Let’s hear it for the London Schools Symphony Orchestra
03 January, 2020 — By Michael White
Everybody knows about the National Youth Orchestra who have their annual start-of-year concert this Sunday at the Barbican (see below). But not everybody knows about the London Schools Symphony Orchestra, which runs along similar lines, is just as stunning a showcase for young talent, and has its own start-of-year concert at the Barbican next Wednesday.
As the name suggests, the LSSO has a more limited geographical remit than the NYO, but there’s an element of competition between them and players do sometimes pass back and forth – “which is fine”, says the LSSO’s artistic director, the conductor Peter Ash. “There’s room for us both, and a need for us both, especially right now when there’s a crisis in music education in schools that’s not being addressed by any long-term government policy.”
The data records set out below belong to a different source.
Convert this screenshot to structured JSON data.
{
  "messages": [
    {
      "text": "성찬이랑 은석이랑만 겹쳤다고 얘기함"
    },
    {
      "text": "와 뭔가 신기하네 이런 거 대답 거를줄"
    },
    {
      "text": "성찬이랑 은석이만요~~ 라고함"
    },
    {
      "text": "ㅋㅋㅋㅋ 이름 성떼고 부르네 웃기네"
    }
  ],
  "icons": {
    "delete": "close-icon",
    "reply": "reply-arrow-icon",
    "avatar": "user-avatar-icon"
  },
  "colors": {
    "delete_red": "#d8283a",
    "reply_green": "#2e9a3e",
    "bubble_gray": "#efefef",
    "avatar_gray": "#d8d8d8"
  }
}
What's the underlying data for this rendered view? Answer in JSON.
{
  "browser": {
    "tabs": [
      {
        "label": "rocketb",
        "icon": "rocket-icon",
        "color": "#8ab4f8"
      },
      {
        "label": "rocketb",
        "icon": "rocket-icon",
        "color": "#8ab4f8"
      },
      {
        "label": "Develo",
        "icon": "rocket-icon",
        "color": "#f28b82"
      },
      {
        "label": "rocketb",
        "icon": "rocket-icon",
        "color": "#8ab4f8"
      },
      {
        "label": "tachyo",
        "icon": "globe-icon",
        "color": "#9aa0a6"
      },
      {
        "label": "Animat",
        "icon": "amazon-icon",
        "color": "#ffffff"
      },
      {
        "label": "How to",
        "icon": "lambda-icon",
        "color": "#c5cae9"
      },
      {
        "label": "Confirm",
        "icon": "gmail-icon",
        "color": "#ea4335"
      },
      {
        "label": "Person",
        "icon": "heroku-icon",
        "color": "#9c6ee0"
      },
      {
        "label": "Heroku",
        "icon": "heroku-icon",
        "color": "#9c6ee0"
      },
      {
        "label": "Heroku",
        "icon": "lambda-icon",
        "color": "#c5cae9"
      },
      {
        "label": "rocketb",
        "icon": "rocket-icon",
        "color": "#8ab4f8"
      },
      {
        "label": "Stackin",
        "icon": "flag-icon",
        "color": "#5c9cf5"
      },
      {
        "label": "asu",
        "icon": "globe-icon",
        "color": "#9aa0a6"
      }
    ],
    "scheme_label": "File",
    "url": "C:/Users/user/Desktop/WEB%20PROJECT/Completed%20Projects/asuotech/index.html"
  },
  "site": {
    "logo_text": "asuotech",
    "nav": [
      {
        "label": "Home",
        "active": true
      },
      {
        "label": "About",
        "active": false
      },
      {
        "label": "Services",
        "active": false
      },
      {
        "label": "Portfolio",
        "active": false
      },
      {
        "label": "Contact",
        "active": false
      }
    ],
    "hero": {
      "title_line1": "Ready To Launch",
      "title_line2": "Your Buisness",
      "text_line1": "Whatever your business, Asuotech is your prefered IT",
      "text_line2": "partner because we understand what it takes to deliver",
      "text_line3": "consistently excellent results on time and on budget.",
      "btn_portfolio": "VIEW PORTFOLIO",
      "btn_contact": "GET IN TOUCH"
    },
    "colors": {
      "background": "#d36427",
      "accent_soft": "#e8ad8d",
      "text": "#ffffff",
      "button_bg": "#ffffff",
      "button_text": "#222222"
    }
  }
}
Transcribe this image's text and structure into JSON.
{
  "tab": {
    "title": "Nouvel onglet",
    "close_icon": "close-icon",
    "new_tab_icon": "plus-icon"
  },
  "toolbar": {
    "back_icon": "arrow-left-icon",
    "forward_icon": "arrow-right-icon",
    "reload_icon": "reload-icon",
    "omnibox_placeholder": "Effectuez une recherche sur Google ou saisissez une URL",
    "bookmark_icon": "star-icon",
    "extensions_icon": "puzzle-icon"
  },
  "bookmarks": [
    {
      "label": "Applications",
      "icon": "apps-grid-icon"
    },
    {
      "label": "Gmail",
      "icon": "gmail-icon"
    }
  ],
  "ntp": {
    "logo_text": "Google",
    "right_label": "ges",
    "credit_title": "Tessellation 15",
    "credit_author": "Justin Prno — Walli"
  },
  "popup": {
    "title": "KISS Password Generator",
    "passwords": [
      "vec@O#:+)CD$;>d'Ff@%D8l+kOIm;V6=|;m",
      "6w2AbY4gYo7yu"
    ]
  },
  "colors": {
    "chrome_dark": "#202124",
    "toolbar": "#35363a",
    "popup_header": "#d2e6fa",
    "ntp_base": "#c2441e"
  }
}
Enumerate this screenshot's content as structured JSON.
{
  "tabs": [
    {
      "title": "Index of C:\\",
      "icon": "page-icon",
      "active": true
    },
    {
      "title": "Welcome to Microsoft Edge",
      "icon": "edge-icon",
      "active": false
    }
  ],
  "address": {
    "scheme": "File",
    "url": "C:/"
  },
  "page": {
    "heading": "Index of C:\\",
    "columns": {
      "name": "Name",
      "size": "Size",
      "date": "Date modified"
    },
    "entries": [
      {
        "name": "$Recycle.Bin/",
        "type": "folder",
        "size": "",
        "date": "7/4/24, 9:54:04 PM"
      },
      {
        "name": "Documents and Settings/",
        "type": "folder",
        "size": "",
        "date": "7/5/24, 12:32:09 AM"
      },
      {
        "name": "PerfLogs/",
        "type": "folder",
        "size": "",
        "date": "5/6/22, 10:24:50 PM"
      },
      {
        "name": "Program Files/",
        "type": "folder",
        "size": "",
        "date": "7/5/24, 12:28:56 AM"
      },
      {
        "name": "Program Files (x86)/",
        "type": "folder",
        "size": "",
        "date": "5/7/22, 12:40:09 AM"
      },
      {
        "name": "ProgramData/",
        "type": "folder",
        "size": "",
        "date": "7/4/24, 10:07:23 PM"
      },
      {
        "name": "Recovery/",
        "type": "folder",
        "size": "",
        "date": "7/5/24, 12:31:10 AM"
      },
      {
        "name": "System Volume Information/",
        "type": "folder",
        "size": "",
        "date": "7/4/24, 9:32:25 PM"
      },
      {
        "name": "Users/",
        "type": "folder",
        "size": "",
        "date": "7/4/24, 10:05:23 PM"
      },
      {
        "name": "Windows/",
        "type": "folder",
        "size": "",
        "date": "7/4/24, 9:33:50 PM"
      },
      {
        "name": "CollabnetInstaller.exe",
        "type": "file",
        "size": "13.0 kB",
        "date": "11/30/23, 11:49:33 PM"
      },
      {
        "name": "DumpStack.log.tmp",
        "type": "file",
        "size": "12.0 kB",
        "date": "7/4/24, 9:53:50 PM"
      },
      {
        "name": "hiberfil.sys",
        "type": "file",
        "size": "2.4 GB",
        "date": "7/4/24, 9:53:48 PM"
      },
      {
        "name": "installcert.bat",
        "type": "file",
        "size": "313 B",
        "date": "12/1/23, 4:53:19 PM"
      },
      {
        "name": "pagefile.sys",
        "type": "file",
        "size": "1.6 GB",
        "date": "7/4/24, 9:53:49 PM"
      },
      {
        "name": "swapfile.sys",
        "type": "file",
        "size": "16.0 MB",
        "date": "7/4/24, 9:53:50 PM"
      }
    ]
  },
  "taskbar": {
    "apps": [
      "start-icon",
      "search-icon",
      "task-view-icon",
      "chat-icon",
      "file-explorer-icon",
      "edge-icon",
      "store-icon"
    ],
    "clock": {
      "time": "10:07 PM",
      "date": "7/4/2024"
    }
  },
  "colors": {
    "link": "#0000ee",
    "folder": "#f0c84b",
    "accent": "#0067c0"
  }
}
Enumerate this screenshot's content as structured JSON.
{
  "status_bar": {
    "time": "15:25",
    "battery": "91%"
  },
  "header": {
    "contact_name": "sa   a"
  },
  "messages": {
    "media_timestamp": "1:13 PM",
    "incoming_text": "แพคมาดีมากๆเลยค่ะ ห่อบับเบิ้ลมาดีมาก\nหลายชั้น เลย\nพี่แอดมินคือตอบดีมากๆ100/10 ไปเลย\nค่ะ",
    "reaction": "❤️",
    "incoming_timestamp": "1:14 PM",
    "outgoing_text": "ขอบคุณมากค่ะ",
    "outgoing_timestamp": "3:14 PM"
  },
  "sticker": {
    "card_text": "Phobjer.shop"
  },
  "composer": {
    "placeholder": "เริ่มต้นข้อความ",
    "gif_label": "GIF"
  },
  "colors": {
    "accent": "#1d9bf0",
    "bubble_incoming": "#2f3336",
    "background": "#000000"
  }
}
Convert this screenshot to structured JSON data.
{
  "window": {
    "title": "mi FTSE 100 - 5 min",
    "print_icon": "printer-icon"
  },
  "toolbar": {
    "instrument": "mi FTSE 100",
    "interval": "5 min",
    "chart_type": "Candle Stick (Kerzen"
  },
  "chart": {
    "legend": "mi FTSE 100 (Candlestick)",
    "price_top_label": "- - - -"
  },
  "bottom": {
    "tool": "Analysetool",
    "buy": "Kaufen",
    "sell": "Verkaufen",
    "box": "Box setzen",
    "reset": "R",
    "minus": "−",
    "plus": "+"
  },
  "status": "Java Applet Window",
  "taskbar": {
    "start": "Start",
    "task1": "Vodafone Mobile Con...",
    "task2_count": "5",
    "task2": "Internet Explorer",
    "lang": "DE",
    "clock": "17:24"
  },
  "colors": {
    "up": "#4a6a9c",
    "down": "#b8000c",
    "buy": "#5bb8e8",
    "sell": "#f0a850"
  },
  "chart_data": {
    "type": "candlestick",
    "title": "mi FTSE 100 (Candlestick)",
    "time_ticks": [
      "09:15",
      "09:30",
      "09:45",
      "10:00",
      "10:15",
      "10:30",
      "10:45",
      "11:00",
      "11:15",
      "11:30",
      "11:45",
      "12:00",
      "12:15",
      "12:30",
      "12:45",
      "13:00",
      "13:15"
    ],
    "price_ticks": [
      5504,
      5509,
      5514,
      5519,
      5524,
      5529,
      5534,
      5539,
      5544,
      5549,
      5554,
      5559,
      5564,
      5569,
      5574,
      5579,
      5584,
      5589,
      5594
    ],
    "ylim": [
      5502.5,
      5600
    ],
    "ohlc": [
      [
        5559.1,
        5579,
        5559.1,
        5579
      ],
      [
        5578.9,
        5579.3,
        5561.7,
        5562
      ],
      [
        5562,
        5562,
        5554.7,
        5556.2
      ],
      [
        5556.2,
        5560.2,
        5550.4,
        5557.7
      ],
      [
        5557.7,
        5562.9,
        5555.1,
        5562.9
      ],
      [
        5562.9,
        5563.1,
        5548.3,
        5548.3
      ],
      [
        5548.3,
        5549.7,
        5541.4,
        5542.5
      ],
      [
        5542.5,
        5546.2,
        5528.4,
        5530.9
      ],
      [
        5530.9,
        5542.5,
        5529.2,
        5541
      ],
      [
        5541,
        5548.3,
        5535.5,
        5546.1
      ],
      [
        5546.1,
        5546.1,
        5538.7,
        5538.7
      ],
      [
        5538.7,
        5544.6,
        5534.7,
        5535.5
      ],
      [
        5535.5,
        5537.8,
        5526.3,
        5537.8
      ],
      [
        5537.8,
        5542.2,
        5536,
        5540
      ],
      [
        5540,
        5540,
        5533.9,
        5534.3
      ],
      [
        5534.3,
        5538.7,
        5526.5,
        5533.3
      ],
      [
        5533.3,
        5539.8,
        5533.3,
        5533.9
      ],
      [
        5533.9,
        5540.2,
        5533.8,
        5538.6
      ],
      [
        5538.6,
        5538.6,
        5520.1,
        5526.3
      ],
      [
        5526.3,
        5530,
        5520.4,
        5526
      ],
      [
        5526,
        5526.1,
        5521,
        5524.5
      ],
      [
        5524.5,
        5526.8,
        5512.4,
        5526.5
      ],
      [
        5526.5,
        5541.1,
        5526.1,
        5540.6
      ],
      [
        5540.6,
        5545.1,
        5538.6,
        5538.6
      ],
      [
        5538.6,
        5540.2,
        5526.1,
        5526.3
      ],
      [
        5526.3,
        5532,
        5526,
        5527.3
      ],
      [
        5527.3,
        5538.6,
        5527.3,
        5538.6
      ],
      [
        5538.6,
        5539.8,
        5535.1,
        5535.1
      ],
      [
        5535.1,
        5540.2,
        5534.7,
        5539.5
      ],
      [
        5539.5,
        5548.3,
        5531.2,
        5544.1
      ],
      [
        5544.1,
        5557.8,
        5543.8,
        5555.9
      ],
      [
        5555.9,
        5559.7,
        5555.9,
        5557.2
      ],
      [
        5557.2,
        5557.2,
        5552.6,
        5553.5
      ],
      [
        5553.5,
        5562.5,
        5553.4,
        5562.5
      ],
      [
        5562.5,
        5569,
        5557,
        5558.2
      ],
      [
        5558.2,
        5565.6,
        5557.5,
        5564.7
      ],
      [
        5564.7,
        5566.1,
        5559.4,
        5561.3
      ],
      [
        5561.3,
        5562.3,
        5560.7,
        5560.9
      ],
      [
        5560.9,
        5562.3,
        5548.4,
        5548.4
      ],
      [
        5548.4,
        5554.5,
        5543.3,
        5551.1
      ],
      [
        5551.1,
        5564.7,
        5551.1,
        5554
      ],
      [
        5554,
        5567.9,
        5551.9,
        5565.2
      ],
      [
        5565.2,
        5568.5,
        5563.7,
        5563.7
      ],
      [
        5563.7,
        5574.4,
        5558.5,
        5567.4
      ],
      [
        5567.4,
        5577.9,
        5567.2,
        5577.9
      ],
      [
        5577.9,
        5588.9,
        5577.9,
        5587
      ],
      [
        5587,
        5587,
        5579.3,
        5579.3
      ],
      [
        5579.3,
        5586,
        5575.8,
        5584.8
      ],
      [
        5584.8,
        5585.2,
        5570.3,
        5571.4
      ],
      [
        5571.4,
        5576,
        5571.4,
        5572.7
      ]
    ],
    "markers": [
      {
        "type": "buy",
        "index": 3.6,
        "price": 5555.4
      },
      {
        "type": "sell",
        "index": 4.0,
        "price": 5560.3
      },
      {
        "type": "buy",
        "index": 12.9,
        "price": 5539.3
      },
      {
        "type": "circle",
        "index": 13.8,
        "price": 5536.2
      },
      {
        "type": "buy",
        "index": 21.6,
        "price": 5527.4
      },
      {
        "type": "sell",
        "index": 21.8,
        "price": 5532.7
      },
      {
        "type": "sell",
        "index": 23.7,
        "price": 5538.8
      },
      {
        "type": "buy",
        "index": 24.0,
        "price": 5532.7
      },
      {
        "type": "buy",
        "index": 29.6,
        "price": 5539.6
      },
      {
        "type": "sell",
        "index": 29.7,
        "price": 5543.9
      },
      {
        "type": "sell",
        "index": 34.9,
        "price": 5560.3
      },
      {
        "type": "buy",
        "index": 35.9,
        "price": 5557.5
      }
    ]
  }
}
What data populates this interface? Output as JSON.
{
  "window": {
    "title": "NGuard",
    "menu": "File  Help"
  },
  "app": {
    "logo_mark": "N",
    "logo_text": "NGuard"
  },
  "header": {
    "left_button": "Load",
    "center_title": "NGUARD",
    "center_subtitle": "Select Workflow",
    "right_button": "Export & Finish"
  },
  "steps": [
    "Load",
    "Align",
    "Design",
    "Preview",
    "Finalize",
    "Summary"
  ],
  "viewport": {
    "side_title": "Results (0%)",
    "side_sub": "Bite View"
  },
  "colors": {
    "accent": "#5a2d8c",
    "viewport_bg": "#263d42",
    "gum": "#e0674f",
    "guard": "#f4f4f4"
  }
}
The hard truth is that if you’re at school in London these days, you’ll be lucky if you get the chance to play an instrument or any kind of introduction to the world of serious orchestral music – unless your parents are rich enough to send you to a fee-paying establishment like Highgate or Westminster.
The LSSO helps to fill that void. And in doing so, it also helps to break down the social barriers between state-school pupils and their privately-educated contemporaries – because, as Ash says, “an orchestra like ours has kids from Highgate alongside kids from Brixton, giving them all the experience of a far wider demographic than they’d otherwise get”.
In business since the 1950s, the LSSO will field 106 young players at its concert next week, aged 13 to 18. And they’ll all have been working very hard over Christmas to prepare, through an intensive holiday-period course that runs over 10 days.
Auditions for the orchestra are held in the autumn, and the idea is that everyone signs up for at least three concerts and an overseas tour (this year to Spain in July). It isn’t free: there’s an annual fee of £1,200 to cover tuition and other expenses. But there are bursaries to help. “We don’t turn anyone away,” says Ash – thanks to the generosity of individuals and support from the Corporation of London who foot much of the £280,000 a year it costs to keep the orchestra going.
“It’s my dream to make the whole thing free on access,” says Ash, “and I’m currently trying to set up an endowment scheme to at least cover the tour. 2021 will be our 70th anniversary, so raising funds in time for then is high on our agenda.”
Something else on the LSSO agenda is careers advice for those who want to be professional musicians – “though that’s not by any means a given,” Ash insists. “The important thing is for music to be part of their lives, whether they end up doctors, lawyers, bus drivers, whatever – and to have the experience of playing at a high level, in a place like the Barbican. An experience that will stay with them always.
“I’ve been running this orchestra since 2001, and I know what a fantastic educational platform it is. The great pleasure for me is to have people coming back 10 years later and telling me that being in the LSSO was the most significant thing in their youth. Which they do.”
No doubt they will again after next Wednesday’s concert when they’ll be on stage alongside the celebrated actress Janet Suzman for a programme of music and readings based around the Faust legend. And you won’t have to make allowances for the youth of the participants. They’re serious, they’re good, and they will play as though their lives depend on it.
• Music from The Dark Side, LSSO, Jan 8, 7.30pm, £9-£26, Barbican Centre, Silk Street, EC2Y 8DS, 020 7638 8891, www.barbican.org.uk